Though he takes more pride in the dominant seasons, he said last year might have been his most significant championship run.
“As the season wore down, I recognized that I was very fortunate to be in the tight points battle,” he said. “I was very excited to come out on top and win it coming from behind like we did. The impact that it’s had, it’s been big.
“I do have a great sense of pride in the fact that we came (from) behind and no one had ever done that before.”
The fact he and Knaus and team owner Rick Hendrick rallied the troops and pulled it off again makes Johnson and the No. 48 team seem almost invincible.
“Chad and I, faced with the reality that we didn’t have the speed that we wanted and the fact that we didn’t kill each other and were still in the game and giving ourselves a chance to win the championship, I think that speaks volumes about our maturity level and the way we have grown together,” Johnson said.
“I have learned a lot of little things along the way, a lot of things that reminded us what we are made of.”
Now, the quest for a sixth title begins, and then the record-tying seventh and then so on.
Johnson is reveling in the magnitude of it all, even if he does have to be the sport’s bad guy. And if his streak of dominance is indeed over, well, he’s OK with that, too.

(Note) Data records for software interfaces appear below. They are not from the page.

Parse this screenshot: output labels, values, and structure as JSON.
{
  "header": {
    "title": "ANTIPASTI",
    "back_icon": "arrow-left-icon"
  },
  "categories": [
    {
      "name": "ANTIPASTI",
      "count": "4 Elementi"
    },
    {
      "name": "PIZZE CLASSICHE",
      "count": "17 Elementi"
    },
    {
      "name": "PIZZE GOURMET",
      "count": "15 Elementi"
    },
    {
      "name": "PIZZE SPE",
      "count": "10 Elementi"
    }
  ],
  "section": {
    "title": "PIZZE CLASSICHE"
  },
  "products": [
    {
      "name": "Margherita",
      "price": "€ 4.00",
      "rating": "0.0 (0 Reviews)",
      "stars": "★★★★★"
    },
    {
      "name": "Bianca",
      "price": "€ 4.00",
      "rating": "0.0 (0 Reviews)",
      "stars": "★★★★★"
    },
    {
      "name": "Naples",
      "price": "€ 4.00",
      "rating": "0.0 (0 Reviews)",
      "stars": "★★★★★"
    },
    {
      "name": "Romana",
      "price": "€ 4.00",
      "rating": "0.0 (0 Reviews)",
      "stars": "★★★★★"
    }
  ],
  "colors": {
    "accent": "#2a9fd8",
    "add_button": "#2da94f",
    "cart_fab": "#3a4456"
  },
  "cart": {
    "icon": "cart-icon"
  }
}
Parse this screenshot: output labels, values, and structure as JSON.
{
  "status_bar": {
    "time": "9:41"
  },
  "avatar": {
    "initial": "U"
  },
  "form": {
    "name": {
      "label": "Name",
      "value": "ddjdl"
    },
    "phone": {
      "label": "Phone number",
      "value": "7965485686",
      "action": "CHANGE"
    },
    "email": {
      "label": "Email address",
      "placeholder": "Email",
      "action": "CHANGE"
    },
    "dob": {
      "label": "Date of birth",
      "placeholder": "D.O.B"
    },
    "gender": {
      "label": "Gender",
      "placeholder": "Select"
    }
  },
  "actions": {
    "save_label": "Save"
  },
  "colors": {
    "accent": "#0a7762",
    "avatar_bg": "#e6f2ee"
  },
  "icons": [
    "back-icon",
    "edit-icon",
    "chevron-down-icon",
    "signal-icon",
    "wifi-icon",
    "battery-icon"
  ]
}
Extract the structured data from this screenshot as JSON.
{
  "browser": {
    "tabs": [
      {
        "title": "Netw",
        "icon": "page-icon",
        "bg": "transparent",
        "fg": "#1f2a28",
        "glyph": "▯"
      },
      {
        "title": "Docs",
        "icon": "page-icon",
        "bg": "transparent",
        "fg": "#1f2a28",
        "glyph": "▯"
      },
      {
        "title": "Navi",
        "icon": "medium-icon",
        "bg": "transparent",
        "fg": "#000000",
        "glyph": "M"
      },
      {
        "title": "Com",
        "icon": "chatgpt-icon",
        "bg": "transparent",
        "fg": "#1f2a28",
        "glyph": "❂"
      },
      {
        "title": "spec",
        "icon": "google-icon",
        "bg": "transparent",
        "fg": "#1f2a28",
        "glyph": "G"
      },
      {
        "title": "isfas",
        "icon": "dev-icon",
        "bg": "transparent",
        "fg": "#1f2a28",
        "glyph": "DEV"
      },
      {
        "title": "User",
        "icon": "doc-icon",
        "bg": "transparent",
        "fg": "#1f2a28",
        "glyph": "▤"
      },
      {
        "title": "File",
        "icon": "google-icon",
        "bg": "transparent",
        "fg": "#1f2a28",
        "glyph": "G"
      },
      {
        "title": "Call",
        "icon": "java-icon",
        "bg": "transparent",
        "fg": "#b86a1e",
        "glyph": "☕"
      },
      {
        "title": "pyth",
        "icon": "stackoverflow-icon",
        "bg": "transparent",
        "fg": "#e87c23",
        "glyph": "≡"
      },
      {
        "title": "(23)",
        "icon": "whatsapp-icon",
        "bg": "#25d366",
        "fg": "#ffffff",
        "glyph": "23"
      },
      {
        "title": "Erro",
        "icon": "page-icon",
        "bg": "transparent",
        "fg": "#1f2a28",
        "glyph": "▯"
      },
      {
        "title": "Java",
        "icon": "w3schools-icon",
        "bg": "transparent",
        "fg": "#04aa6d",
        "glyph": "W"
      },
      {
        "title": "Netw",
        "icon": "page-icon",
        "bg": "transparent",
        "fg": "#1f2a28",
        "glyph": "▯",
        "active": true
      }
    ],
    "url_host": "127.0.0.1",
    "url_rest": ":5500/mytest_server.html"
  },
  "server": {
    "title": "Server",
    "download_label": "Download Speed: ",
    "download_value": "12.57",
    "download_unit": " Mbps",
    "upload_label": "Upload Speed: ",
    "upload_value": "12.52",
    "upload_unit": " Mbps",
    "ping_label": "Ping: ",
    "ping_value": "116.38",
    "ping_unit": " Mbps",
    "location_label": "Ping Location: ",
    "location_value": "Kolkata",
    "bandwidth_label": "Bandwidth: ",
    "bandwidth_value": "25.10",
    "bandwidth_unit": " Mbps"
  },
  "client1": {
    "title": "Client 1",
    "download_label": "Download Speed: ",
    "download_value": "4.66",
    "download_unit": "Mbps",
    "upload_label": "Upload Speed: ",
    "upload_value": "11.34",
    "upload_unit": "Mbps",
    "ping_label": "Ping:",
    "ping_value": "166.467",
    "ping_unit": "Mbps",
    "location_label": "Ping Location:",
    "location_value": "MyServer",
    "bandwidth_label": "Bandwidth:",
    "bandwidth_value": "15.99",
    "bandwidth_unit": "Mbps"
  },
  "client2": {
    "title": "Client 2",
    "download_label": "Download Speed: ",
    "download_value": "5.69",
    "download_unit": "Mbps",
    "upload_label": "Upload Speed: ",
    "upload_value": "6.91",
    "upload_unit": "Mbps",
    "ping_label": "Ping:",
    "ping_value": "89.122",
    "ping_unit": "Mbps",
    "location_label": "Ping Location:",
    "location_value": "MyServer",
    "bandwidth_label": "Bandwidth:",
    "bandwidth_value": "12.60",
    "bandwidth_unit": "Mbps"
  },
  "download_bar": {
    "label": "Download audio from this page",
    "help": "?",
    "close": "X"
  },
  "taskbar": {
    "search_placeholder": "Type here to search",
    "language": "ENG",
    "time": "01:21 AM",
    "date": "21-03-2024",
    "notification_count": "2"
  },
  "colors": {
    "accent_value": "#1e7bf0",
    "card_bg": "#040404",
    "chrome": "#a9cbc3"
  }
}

“If it all ended today, there is no way I would be disappointed. It’s been a one hell of a ride,” he said.